Few studies have provided information on the prevalence of vertebral fractures (VFs) and their risk factors in hemodialysis patients. A multicenter, cross-sectional, observational study was carried out to assess the prevalence of VFs and vascular calcifications (VCs) in 387 hemodialysis patients (mean age 64.2 ± 14.1 years, 63 % males) and in a control group of 51 osteoporotic subjects. Biochemical tests included 25(OH) vitamin D, bone Gla protein (total and undercarboxylated), and total matrix Gla protein. Vertebral quantitative morphometry was carried out centrally for the detection of VF, defined as reduction by ≥20 % of one of the vertebral body dimensions. In the same radiograph, aortic and iliac VC scores were calculated. Prevalence of VF was 55.3 % in hemodialysis patients and 51.0 % in the control group. Multivariate analysis disclosed that male gender (59.8 vs. 47.6 %, p = 0.02; OR = 1.78, 95 % CI 1.15-2.75) and age (mean ± SD 66.7 ± 13.1 vs. 61.0 ± 14.7 years, p <0.001; OR = 1.03, 95 % CI 1.01-1.05) were significantly associated with VF. The prevalence of aortic VC was significantly higher in hemodialysis patients than in controls (80.6 vs. 68.4 %, p = 0.001). The factors with the strongest association with VC, apart from atrial fibrillation, were serum 25(OH)vitamin D levels below 29 ng/mL for aortic VC (OR = 1.85, 95 % CI 1.04-3.29) and VF both for aortic (OR = 1.77, 95 % CI 1.00-3.14) and iliac (OR = 1.96, 95 % CI 1.27-3.04) VC. In conclusion, the prevalence of VF, especially in males, and VC, in both genders, is high in hemodialysis patients. VF is associated with VC. Vitamin D deficiency is also associated with VC. Further longitudinal studies are warranted to investigate fractures in renal patients.
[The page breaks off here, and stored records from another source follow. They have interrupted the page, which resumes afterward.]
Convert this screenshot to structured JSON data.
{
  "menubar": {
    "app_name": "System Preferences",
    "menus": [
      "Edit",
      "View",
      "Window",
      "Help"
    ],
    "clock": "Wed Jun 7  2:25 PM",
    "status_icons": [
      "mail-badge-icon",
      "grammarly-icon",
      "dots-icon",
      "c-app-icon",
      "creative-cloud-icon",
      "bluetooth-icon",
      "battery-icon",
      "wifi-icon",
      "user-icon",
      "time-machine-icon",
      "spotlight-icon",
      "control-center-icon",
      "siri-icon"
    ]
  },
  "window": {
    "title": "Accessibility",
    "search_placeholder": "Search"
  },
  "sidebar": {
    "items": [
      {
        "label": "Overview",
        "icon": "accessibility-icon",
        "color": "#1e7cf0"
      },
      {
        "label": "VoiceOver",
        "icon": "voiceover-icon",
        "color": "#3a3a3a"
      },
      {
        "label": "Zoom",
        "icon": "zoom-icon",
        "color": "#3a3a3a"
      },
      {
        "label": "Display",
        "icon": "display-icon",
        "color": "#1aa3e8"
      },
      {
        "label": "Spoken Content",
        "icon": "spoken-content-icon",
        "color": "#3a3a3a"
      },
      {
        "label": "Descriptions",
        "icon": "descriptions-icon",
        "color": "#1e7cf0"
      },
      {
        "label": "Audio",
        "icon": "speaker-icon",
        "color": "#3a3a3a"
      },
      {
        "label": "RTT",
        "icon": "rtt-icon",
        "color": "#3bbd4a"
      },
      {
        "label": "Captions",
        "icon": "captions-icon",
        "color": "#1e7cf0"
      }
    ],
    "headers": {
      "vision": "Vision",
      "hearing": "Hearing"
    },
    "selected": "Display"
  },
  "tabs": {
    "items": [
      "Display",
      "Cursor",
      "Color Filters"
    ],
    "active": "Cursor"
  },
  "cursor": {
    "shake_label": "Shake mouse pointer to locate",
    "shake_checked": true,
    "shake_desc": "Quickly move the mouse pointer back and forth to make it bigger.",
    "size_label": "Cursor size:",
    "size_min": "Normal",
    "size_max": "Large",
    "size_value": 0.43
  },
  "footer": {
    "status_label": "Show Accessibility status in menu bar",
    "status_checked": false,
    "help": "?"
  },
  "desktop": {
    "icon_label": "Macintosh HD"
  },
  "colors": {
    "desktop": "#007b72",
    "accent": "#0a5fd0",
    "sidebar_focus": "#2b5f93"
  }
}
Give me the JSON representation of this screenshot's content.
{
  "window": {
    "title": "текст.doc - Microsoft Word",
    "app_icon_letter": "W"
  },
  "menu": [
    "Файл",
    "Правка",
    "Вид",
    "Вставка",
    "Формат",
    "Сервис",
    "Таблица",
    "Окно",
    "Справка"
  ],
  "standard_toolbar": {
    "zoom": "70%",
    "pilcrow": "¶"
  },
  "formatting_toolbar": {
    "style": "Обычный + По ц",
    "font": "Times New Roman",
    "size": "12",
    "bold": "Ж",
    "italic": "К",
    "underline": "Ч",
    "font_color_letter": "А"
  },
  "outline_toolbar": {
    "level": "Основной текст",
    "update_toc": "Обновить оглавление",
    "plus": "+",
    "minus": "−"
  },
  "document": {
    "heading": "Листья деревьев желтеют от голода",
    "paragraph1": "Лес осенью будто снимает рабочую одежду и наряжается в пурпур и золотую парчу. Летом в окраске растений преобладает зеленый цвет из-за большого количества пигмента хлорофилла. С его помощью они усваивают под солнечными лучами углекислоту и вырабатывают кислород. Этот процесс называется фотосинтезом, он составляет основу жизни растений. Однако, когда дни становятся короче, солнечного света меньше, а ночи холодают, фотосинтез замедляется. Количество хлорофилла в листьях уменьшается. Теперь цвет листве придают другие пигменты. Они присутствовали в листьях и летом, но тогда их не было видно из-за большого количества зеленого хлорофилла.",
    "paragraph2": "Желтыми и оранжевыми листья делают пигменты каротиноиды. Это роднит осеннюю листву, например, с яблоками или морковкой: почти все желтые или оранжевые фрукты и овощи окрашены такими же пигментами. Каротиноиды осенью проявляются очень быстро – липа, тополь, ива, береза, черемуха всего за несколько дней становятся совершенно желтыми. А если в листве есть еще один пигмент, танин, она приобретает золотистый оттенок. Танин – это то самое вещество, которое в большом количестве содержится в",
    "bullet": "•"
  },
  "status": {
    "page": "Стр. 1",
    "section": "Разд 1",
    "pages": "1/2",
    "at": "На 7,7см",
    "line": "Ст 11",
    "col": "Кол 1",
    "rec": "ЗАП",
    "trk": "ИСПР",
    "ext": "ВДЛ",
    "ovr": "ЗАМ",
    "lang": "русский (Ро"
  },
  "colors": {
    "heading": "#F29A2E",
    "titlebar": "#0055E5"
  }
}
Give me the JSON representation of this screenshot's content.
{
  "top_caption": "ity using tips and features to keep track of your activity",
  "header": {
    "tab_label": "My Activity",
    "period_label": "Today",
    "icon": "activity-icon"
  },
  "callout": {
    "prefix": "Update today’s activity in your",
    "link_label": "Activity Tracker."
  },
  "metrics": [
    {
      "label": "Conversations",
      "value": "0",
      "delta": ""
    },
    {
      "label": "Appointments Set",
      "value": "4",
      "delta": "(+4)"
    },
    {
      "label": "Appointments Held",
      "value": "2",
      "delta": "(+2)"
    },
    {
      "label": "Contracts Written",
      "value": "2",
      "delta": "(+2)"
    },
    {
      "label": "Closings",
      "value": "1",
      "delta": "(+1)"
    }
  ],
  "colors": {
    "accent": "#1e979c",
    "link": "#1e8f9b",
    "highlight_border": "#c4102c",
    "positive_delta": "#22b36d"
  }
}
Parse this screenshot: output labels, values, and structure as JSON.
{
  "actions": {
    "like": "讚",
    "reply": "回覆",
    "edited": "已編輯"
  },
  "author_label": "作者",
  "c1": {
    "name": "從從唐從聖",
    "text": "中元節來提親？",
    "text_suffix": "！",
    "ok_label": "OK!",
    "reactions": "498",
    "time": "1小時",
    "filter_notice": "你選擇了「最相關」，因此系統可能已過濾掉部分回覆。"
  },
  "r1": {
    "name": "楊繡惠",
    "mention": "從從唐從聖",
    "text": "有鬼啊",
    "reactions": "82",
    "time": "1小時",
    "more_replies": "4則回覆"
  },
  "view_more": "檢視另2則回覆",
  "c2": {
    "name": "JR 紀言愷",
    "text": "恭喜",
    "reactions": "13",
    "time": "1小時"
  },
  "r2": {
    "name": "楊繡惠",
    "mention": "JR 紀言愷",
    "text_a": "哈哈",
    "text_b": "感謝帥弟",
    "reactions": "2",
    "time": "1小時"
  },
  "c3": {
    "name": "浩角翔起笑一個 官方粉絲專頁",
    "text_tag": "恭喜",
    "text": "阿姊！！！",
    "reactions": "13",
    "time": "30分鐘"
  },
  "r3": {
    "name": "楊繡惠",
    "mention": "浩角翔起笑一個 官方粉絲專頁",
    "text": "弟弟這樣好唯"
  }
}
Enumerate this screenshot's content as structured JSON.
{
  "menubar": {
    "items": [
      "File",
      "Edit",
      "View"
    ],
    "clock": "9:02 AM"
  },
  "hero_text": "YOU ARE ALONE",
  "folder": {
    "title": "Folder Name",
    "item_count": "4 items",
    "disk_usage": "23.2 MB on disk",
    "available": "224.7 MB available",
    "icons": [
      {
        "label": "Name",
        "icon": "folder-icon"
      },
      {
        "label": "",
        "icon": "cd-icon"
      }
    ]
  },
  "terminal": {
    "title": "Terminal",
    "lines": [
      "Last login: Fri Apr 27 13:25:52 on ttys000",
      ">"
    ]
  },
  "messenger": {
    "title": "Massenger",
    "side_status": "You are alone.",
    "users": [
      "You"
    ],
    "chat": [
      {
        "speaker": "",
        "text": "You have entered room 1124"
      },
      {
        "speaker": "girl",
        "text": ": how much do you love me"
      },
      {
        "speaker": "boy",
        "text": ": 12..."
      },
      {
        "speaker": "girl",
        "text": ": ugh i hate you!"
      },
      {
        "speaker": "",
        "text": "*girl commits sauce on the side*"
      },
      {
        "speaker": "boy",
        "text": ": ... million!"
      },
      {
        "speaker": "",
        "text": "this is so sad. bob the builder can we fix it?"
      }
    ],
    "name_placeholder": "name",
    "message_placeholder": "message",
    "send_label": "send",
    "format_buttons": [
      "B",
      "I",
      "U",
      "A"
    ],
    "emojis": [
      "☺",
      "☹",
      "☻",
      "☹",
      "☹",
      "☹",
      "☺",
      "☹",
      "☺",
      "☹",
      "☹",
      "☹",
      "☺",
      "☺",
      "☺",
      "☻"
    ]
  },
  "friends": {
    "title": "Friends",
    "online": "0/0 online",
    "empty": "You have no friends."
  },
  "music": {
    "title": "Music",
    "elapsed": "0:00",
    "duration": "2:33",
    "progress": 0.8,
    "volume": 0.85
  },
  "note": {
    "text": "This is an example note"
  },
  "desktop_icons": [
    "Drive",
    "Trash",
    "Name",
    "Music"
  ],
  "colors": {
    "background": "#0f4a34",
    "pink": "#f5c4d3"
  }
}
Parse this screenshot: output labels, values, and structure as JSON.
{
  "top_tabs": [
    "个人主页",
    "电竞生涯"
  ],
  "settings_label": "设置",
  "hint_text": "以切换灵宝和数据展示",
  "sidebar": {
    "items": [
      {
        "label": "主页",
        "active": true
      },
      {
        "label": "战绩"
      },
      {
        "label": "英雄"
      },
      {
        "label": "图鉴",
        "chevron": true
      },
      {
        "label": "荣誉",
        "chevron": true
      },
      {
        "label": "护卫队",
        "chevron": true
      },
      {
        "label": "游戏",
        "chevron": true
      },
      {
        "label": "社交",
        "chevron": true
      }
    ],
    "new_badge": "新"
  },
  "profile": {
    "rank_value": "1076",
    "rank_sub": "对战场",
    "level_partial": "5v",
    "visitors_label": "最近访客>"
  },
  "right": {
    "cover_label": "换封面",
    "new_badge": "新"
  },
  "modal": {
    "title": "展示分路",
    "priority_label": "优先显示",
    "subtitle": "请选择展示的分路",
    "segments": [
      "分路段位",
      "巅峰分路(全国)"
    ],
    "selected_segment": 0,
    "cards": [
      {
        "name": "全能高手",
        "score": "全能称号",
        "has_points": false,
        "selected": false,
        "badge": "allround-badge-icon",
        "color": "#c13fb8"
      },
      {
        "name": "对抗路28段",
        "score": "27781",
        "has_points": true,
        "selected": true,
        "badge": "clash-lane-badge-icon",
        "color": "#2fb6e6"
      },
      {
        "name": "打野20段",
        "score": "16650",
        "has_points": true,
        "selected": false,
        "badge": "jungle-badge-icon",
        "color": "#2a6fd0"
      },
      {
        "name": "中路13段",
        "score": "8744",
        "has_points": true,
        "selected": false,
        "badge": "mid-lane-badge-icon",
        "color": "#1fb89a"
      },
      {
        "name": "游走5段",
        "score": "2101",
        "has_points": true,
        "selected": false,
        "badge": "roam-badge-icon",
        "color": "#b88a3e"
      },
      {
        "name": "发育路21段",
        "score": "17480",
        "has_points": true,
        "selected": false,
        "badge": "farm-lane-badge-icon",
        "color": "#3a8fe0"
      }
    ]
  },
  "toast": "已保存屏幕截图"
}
- Vascular calcification
- Vertebral fracture
- Vitamin D
ASJC Scopus subject areas
- Orthopedics and Sports Medicine
- Endocrinology, Diabetes and Metabolism